Graduated micrometer collars can be used to accurately measure this tool bit movement to and away from the lathe center axis. Thus. the depth of cut can be accurately measured when moving the tool bit on the cross slide by using the cross slide micrometer collar. The compound rest is also equipped with a micrometer collar. These collars can measure in inches or in millimeters, or they can be equipped with a dual readout collar that has both. Some collars measure the exact tool bit movement. while others are designed to measure the amount of material removed from the workpiece (twice the tool bit movement). Consult the operator's instruction manual for specific information on graduated collar use.
Figure 3-45. Graduated micrometer collar.
- Milling Set-Up
- Machine Kits
- Granite CNC Kits
- Machining Handbook - adapted from the US Army's Handbook "Fundamentals of Machine Tools"
- Chapter 1. Introduction to the Machine Shop
- Chapter 2. Properties, Identification and Heat Treatment of Metals

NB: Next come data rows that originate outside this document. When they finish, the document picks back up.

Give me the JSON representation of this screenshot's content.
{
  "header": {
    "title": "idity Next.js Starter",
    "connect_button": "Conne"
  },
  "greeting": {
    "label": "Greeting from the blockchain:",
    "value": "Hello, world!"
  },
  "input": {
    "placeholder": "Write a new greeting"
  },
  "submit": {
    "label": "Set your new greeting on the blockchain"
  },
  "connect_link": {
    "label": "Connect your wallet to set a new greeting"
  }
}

- Chapter 3. Lathes
- Chapter 4. Milling Operations
- Chapter 5. Milling, Drilling And Slotting Attachments
- Chapter 6. Drilling Machines
- Chapter 7. Sawing Machines
- Chapter 8. Portable Machine Tools